Required action.
Using the records below, filter for lines that contain the string "search" and copy them out.

[Dataset rows describing interfaces]
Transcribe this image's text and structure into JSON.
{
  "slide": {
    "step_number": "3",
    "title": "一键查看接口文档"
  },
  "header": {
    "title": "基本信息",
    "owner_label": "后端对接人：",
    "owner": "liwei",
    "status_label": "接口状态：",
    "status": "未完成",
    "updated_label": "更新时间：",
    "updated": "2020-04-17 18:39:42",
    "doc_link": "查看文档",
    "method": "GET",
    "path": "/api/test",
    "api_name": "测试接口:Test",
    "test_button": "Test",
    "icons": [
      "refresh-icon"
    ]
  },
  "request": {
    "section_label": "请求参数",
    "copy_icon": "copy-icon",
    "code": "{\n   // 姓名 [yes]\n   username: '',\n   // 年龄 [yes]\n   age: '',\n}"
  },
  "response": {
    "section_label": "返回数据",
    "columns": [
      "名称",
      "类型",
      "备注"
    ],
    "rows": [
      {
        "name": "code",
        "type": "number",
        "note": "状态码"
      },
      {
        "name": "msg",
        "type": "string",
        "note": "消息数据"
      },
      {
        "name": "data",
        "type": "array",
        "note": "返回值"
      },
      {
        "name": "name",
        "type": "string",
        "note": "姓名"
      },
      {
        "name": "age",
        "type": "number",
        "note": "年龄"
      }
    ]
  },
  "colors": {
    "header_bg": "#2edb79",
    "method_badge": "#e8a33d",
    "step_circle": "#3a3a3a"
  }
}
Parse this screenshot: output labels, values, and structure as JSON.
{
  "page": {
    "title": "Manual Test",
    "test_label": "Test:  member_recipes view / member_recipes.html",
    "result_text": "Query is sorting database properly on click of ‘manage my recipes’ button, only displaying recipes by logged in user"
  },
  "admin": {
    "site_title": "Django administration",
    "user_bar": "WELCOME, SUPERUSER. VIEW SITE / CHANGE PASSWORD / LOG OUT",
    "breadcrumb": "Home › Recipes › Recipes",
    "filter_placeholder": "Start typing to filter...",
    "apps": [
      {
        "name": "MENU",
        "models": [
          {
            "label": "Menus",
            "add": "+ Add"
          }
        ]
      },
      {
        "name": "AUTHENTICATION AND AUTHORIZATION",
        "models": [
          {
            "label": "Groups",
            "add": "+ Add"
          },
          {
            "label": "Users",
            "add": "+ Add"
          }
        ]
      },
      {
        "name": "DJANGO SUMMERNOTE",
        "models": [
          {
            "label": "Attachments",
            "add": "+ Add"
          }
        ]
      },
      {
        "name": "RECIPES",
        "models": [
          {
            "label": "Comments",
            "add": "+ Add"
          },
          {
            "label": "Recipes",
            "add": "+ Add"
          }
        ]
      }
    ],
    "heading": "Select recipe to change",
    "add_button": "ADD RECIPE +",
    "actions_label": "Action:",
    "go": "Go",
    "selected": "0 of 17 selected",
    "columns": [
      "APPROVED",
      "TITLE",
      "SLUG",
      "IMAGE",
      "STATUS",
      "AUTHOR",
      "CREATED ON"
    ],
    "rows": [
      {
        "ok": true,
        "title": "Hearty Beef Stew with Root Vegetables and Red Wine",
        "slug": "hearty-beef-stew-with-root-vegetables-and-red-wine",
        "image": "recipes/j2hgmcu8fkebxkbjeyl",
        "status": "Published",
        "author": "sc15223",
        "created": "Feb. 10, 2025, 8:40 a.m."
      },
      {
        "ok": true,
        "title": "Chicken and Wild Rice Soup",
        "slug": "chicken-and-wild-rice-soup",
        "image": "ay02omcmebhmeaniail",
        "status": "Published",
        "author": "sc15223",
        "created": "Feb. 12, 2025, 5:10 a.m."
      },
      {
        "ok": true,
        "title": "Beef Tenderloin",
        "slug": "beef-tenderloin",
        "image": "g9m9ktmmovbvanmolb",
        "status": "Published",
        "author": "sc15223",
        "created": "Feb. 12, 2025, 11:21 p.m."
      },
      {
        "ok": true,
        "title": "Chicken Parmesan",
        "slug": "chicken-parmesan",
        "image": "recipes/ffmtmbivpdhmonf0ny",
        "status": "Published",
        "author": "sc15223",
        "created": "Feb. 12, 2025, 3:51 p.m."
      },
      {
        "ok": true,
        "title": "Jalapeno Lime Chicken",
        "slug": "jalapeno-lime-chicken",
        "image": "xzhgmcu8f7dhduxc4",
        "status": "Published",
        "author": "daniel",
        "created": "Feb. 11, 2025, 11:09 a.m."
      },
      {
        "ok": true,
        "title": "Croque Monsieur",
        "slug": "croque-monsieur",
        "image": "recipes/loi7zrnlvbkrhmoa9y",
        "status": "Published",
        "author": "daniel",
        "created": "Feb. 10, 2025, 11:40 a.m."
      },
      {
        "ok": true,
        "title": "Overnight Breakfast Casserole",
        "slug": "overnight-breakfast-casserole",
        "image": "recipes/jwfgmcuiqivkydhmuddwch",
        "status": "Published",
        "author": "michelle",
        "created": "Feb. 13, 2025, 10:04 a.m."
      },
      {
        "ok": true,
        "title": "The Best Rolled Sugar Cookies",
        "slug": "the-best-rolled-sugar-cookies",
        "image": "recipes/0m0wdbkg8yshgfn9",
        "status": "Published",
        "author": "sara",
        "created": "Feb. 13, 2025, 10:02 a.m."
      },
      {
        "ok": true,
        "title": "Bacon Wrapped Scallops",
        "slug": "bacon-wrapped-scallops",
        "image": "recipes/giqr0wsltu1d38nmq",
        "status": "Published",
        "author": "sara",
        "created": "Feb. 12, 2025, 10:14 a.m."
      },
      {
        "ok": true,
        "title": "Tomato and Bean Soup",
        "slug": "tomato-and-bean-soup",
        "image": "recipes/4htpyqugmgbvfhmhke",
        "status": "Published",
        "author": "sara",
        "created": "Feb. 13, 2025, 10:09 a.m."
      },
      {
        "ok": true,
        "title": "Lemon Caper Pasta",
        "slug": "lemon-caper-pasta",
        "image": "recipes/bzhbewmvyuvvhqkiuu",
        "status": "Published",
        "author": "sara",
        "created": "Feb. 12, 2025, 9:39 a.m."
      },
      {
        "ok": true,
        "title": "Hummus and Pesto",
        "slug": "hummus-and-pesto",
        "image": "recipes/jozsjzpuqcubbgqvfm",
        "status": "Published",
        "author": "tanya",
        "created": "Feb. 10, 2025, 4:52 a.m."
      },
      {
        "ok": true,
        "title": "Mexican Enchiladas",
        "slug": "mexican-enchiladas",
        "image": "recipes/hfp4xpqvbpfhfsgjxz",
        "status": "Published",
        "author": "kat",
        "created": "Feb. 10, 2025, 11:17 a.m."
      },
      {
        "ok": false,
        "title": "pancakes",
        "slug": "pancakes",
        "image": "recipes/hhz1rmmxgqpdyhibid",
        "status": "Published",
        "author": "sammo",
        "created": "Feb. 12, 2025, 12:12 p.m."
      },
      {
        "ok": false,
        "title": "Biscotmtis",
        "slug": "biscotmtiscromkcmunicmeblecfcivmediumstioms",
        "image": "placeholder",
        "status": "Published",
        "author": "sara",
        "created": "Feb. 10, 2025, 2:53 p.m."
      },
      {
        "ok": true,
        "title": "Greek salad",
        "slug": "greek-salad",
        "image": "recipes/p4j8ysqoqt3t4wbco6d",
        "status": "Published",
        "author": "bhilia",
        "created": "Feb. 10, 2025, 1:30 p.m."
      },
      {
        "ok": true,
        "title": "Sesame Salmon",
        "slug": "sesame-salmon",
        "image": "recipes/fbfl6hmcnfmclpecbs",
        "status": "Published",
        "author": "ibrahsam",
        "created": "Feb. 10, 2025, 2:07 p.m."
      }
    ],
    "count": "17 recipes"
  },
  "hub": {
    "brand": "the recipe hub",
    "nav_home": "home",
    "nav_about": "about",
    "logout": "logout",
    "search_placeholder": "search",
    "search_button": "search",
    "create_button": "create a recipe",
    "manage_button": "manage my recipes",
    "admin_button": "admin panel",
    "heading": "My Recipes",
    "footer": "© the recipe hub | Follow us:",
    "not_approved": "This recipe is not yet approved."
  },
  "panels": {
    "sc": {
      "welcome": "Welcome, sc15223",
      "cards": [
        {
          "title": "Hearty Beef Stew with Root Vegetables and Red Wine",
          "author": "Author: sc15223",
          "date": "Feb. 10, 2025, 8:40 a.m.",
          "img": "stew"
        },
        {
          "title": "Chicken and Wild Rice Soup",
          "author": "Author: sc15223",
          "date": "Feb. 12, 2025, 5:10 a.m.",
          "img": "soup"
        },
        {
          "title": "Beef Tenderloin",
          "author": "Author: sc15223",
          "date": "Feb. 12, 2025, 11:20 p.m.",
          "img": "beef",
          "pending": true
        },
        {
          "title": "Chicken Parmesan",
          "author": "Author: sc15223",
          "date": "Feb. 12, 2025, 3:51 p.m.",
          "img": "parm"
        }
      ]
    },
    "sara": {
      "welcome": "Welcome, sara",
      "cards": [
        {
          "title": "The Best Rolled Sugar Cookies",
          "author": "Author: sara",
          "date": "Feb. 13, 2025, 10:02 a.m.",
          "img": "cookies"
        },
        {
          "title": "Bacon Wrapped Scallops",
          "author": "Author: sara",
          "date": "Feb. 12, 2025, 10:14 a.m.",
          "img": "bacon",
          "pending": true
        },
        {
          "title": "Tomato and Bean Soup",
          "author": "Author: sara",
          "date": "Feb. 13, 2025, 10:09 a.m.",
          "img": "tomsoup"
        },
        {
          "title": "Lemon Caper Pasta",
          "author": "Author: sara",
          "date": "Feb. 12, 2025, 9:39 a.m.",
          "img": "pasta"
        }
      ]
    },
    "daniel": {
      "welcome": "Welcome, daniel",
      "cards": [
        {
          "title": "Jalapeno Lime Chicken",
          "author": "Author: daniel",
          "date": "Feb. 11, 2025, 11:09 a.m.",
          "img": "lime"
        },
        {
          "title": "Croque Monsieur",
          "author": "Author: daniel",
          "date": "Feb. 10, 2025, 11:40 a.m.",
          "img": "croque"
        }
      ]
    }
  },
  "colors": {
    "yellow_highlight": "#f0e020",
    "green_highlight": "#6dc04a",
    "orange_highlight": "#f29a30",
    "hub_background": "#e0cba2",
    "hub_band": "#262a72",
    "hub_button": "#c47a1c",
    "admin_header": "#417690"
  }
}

Response area.
    "search_placeholder": "search",
    "search_button": "search",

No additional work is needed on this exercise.